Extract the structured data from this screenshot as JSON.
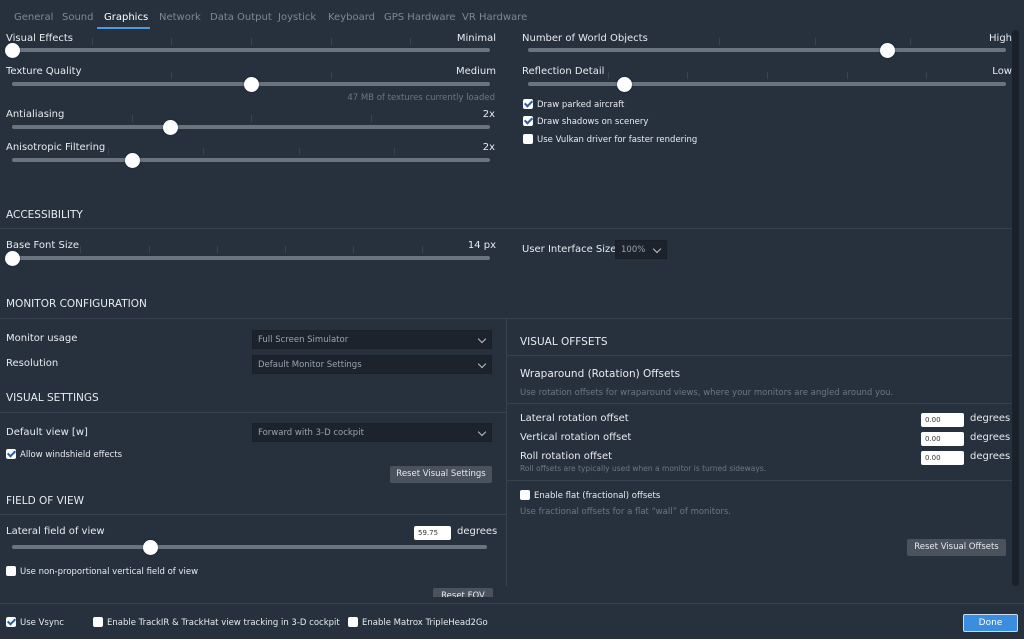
{
  "tabs": [
    "General",
    "Sound",
    "Graphics",
    "Network",
    "Data Output",
    "Joystick",
    "Keyboard",
    "GPS Hardware",
    "VR Hardware"
  ],
  "graphics": {
    "visual_effects": {
      "label": "Visual Effects",
      "value": "Minimal",
      "level": 0.0
    },
    "texture_quality": {
      "label": "Texture Quality",
      "value": "Medium",
      "level": 0.5,
      "hint": "47 MB of textures currently loaded"
    },
    "antialiasing": {
      "label": "Antialiasing",
      "value": "2x",
      "level": 0.33
    },
    "anisotropic": {
      "label": "Anisotropic Filtering",
      "value": "2x",
      "level": 0.25
    },
    "world_objects": {
      "label": "Number of World Objects",
      "value": "High",
      "level": 0.75
    },
    "reflection": {
      "label": "Reflection Detail",
      "value": "Low",
      "level": 0.2
    },
    "checks": [
      {
        "label": "Draw parked aircraft",
        "checked": true
      },
      {
        "label": "Draw shadows on scenery",
        "checked": true
      },
      {
        "label": "Use Vulkan driver for faster rendering",
        "checked": false
      }
    ]
  },
  "accessibility": {
    "title": "ACCESSIBILITY",
    "font_size": {
      "label": "Base Font Size",
      "value": "14 px",
      "level": 0.0
    },
    "ui_size": {
      "label": "User Interface Size",
      "value": "100%"
    }
  },
  "monitor": {
    "title": "MONITOR CONFIGURATION",
    "usage_label": "Monitor usage",
    "usage_value": "Full Screen Simulator",
    "resolution_label": "Resolution",
    "resolution_value": "Default Monitor Settings"
  },
  "visual_settings": {
    "title": "VISUAL SETTINGS",
    "default_view_label": "Default view [w]",
    "default_view_value": "Forward with 3-D cockpit",
    "windshield_label": "Allow windshield effects",
    "windshield_checked": true,
    "reset_label": "Reset Visual Settings"
  },
  "fov": {
    "title": "FIELD OF VIEW",
    "lateral_label": "Lateral field of view",
    "lateral_value": "59.75",
    "unit": "degrees",
    "level": 0.29,
    "nonprop_label": "Use non-proportional vertical field of view",
    "nonprop_checked": false,
    "reset_label": "Reset FOV"
  },
  "offsets": {
    "title": "VISUAL OFFSETS",
    "subtitle": "Wraparound (Rotation) Offsets",
    "desc": "Use rotation offsets for wraparound views, where your monitors are angled around you.",
    "lateral_label": "Lateral rotation offset",
    "lateral_value": "0.00",
    "vertical_label": "Vertical rotation offset",
    "vertical_value": "0.00",
    "roll_label": "Roll rotation offset",
    "roll_value": "0.00",
    "roll_hint": "Roll offsets are typically used when a monitor is turned sideways.",
    "unit": "degrees",
    "flat_label": "Enable flat (fractional) offsets",
    "flat_checked": false,
    "flat_hint": "Use fractional offsets for a flat “wall” of monitors.",
    "reset_label": "Reset Visual Offsets"
  },
  "footer": {
    "vsync_label": "Use Vsync",
    "vsync_checked": true,
    "trackir_label": "Enable TrackIR & TrackHat view tracking in 3-D cockpit",
    "trackir_checked": false,
    "matrox_label": "Enable Matrox TripleHead2Go",
    "matrox_checked": false,
    "done_label": "Done"
  }
}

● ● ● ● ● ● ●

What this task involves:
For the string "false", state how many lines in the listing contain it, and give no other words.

Written reply:
5